Last Updated on 22nd September 2019
Anais Mitchell’s musical Hadestown is now playing at Broadway’s Walter Kerr Theatre. Hadestown tickets are now on sale.
Welcome to Hadestown, where a song can change your fate. This acclaimed new musical by celebrated singer-songwriter Anaïs Mitchell and innovative director Rachel Chavkin (Natasha, Pierre & The Great Comet of 1812) is a love story for today… and always.
Hadestown intertwines two mythic tales — that of young dreamers Orpheus and Eurydice, and that of King Hades and his wife Persephone — as it invites you on a hell-raising journey to the underworld and back. Mitchell’s beguiling melodies and Chavkin’s poetic imagination pit industry against nature, doubt against faith, and fear against love. Performed by a vibrant ensemble of actors, dancers and singers, Hadestown is a haunting and hopeful theatrical experience that grabs you and never lets go.
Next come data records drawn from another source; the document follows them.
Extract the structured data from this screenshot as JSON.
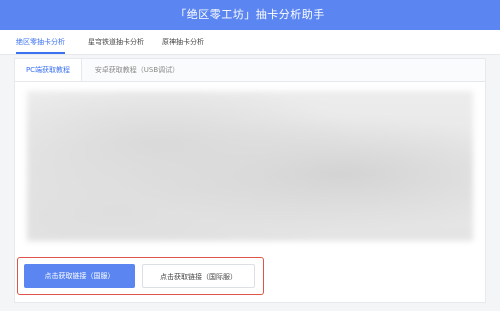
{
  "header": {
    "title": "「绝区零工坊」抽卡分析助手"
  },
  "main_tabs": [
    {
      "label": "绝区零抽卡分析"
    },
    {
      "label": "星穹铁道抽卡分析"
    },
    {
      "label": "原神抽卡分析"
    }
  ],
  "sub_tabs": [
    {
      "label": "PC端获取教程"
    },
    {
      "label": "安卓获取教程（USB调试）"
    }
  ],
  "buttons": {
    "cn_label": "点击获取链接（国服）",
    "global_label": "点击获取链接（国际服）"
  },
  "colors": {
    "accent": "#5b86f2",
    "highlight": "#e0534a"
  }
}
The cast of Hadestown Broadway includes Reeve Carney, Eva Noblezada, Amber Gray, Patrick Page, Andre De Shields, Jewelle Blackman, Kay Trinidad and Yvette Gonzalez-Nacer.
HADESTOWN – WHAT THE CRITICS SAID
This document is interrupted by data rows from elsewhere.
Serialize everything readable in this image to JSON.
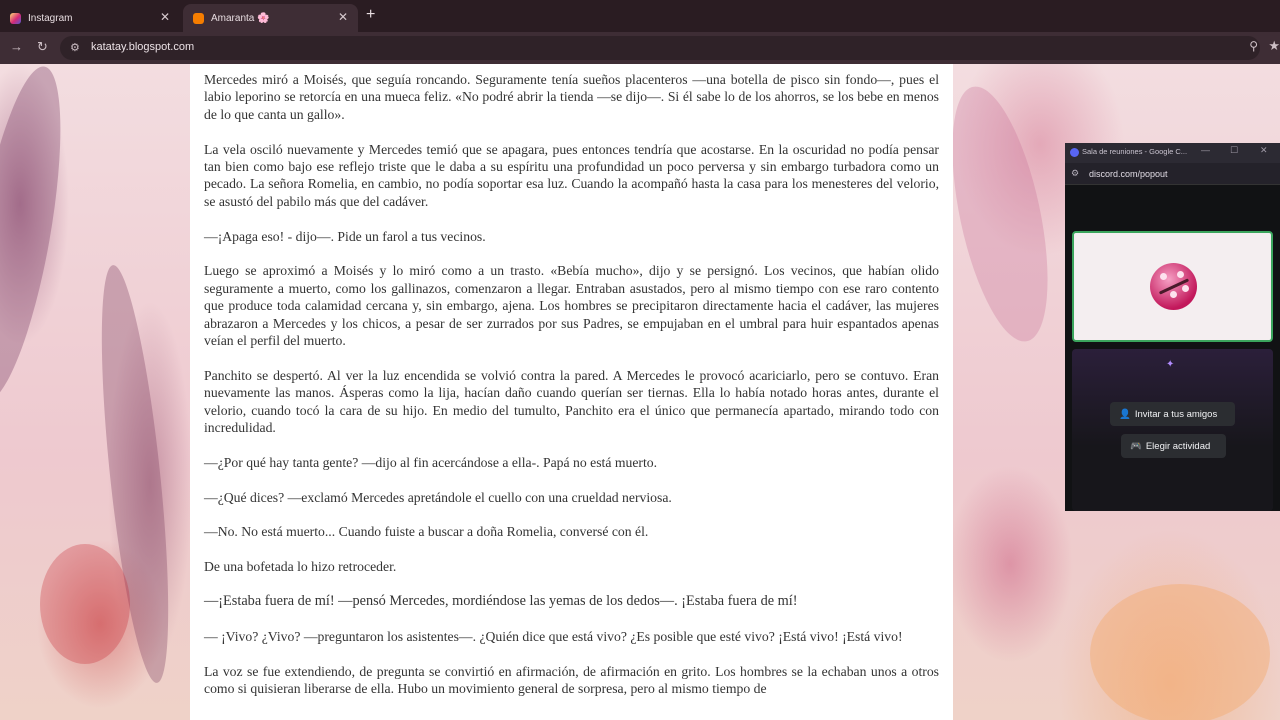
{
  "browser": {
    "tabs": [
      {
        "title": "Instagram",
        "icon": "instagram-icon",
        "active": false
      },
      {
        "title": "Amaranta 🌸",
        "icon": "blogger-icon",
        "active": true
      }
    ],
    "url": "katatay.blogspot.com"
  },
  "article": {
    "paragraphs": [
      "Mercedes miró a Moisés, que seguía roncando. Seguramente tenía sueños placenteros —una botella de pisco sin fondo—, pues el labio leporino se retorcía en una mueca feliz. «No podré abrir la tienda —se dijo—. Si él sabe lo de los ahorros, se los bebe en menos de lo que canta un gallo».",
      "La vela osciló nuevamente y Mercedes temió que se apagara, pues entonces tendría que acostarse. En la oscuridad no podía pensar tan bien como bajo ese reflejo triste que le daba a su espíritu una profundidad un poco perversa y sin embargo turbadora como un pecado. La señora Romelia, en cambio, no podía soportar esa luz. Cuando la acompañó hasta la casa para los menesteres del velorio, se asustó del pabilo más que del cadáver.",
      "—¡Apaga eso! - dijo—. Pide un farol a tus vecinos.",
      "Luego se aproximó a Moisés y lo miró como a un trasto. «Bebía mucho», dijo y se persignó. Los vecinos, que habían olido seguramente a muerto, como los gallinazos, comenzaron a llegar. Entraban asustados, pero al mismo tiempo con ese raro contento que produce toda calamidad cercana y, sin embargo, ajena. Los hombres se precipitaron directamente hacia el cadáver, las mujeres abrazaron a Mercedes y los chicos, a pesar de ser zurrados por sus Padres, se empujaban en el umbral para huir espantados apenas veían el perfil del muerto.",
      "Panchito se despertó. Al ver la luz encendida se volvió contra la pared. A Mercedes le provocó acariciarlo, pero se contuvo. Eran nuevamente las manos. Ásperas como la lija, hacían daño cuando querían ser tiernas. Ella lo había notado horas antes, durante el velorio, cuando tocó la cara de su hijo. En medio del tumulto, Panchito era el único que permanecía apartado, mirando todo con incredulidad.",
      "—¿Por qué hay tanta gente? —dijo al fin acercándose a ella-. Papá no está muerto.",
      "—¿Qué dices? —exclamó Mercedes apretándole el cuello con una crueldad nerviosa.",
      "—No. No está muerto... Cuando fuiste a buscar a doña Romelia, conversé con él.",
      "De una bofetada lo hizo retroceder.",
      "—¡Estaba fuera de mí! —pensó Mercedes, mordiéndose las yemas de los dedos—. ¡Estaba fuera de mí!",
      "— ¡Vivo? ¿Vivo? —preguntaron los asistentes—. ¿Quién dice que está vivo? ¿Es posible que esté vivo? ¡Está vivo! ¡Está vivo!",
      "La voz se fue extendiendo, de pregunta se convirtió en afirmación, de afirmación en grito. Los hombres se la echaban unos a otros como si quisieran liberarse de ella. Hubo un movimiento general de sorpresa, pero al mismo tiempo de"
    ]
  },
  "discord_popout": {
    "window_title": "Sala de reuniones - Google C...",
    "url": "discord.com/popout",
    "invite_button": "Invitar a tus amigos",
    "activity_button": "Elegir actividad"
  },
  "colors": {
    "call_border": "#3ba55d",
    "discord_bg": "#111214",
    "browser_chrome": "#3e2d35"
  }
}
The gods, or more likely Ms. Chavkin and her creative team, have saved “Hadestown” on its way uptown – via Edmonton and London – by turning it into something very much warmer, if not yet ideally warm. The story is clearer, the songs express that story more directly and the larger themes arise from it naturally rather than demanding immediate attention like overeager undergraduates.
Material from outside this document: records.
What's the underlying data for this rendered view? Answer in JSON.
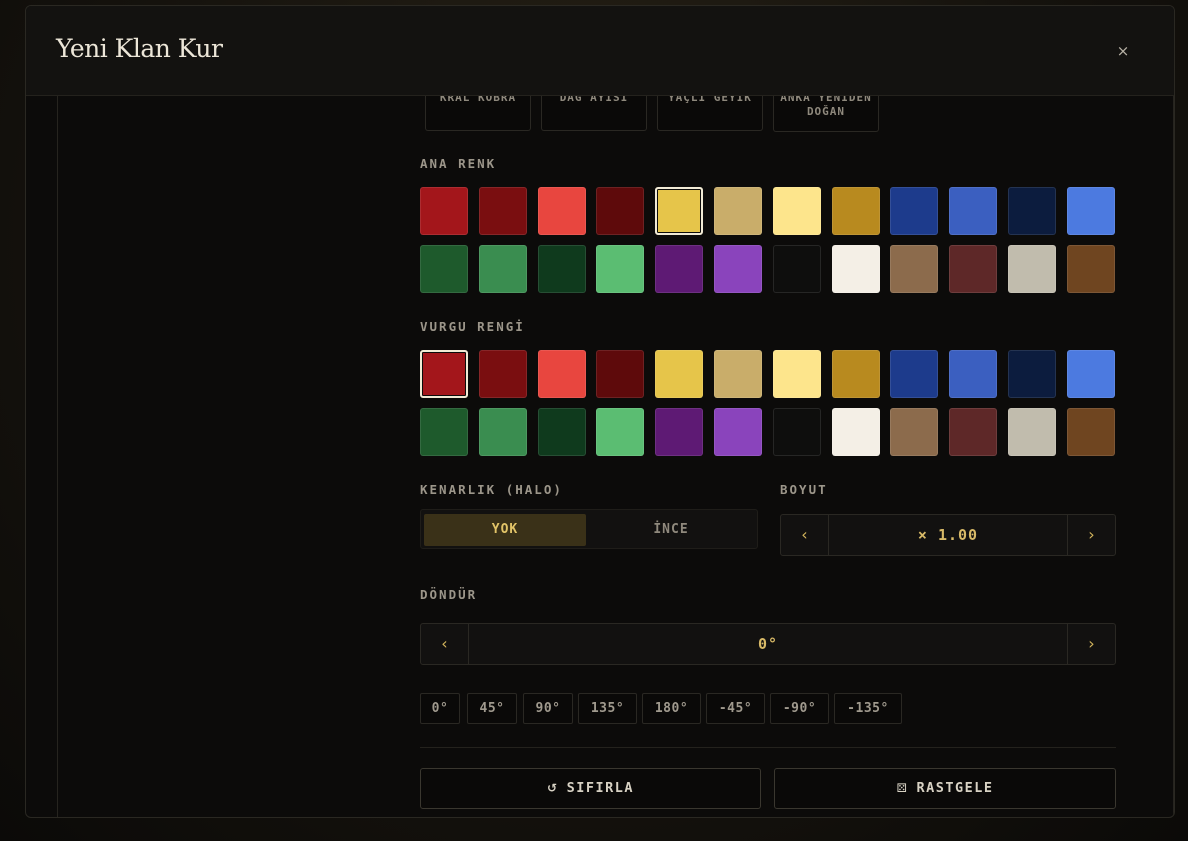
{
  "modal": {
    "title": "Yeni Klan Kur",
    "close_label": "×"
  },
  "presets": [
    "KRAL KOBRA",
    "DAĞ AYISI",
    "YAÇLI GEYİK",
    "ANKA YENİDEN DOĞAN"
  ],
  "primary_color": {
    "label": "ANA RENK",
    "selected_index": 4,
    "swatches": [
      "#a3161b",
      "#7a0e10",
      "#e8463f",
      "#5e0a0b",
      "#e6c54a",
      "#c9ad6a",
      "#fde58c",
      "#b88a1f",
      "#1d3b8c",
      "#3b5fc0",
      "#0c1c3e",
      "#4c7ae0",
      "#1e5a2c",
      "#3a8d50",
      "#0f3a1d",
      "#5bbd72",
      "#5e1a74",
      "#8a44bc",
      "#0e0e0d",
      "#f4efe6",
      "#8c6b4c",
      "#5e2828",
      "#c1bcad",
      "#6f4520"
    ]
  },
  "accent_color": {
    "label": "VURGU RENGİ",
    "selected_index": 0,
    "swatches": [
      "#a3161b",
      "#7a0e10",
      "#e8463f",
      "#5e0a0b",
      "#e6c54a",
      "#c9ad6a",
      "#fde58c",
      "#b88a1f",
      "#1d3b8c",
      "#3b5fc0",
      "#0c1c3e",
      "#4c7ae0",
      "#1e5a2c",
      "#3a8d50",
      "#0f3a1d",
      "#5bbd72",
      "#5e1a74",
      "#8a44bc",
      "#0e0e0d",
      "#f4efe6",
      "#8c6b4c",
      "#5e2828",
      "#c1bcad",
      "#6f4520"
    ]
  },
  "halo": {
    "label": "KENARLIK (HALO)",
    "options": [
      "YOK",
      "İNCE"
    ],
    "selected": "YOK"
  },
  "size": {
    "label": "BOYUT",
    "value": "× 1.00",
    "prev": "‹",
    "next": "›"
  },
  "rotate": {
    "label": "DÖNDÜR",
    "value": "0°",
    "prev": "‹",
    "next": "›",
    "presets": [
      "0°",
      "45°",
      "90°",
      "135°",
      "180°",
      "-45°",
      "-90°",
      "-135°"
    ]
  },
  "actions": {
    "reset_icon": "↺",
    "reset_label": "SIFIRLA",
    "random_icon": "⚄",
    "random_label": "RASTGELE"
  },
  "accent": "#d8ba68"
}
Ben Brantley, New York Times.
Here’s my advice: Go to hell. And by hell, of course, I mean Hadestown, Anaïs Mitchell’s fizzy, moody, thrilling new Broadway musical. Ostensibly, at least, the show is a modern retelling of the ancient Greek myth of Orpheus and Eurydice: Boy meets girl, boy loses girl, boy goes to the land of the dead in hopes of retrieving girl, boy loses girl again. “It’s an old song,” sings our narrator, the messenger god Hermes (André De Shields, a master of arch razzle-dazzle). “And we’re gonna sing it again.” But it’s the newness of Mitchell’s musical account-and Rachel Chavkin’s gracefully dynamic staging-that bring this old story to quivering life.
Adam Feldman, Time Out.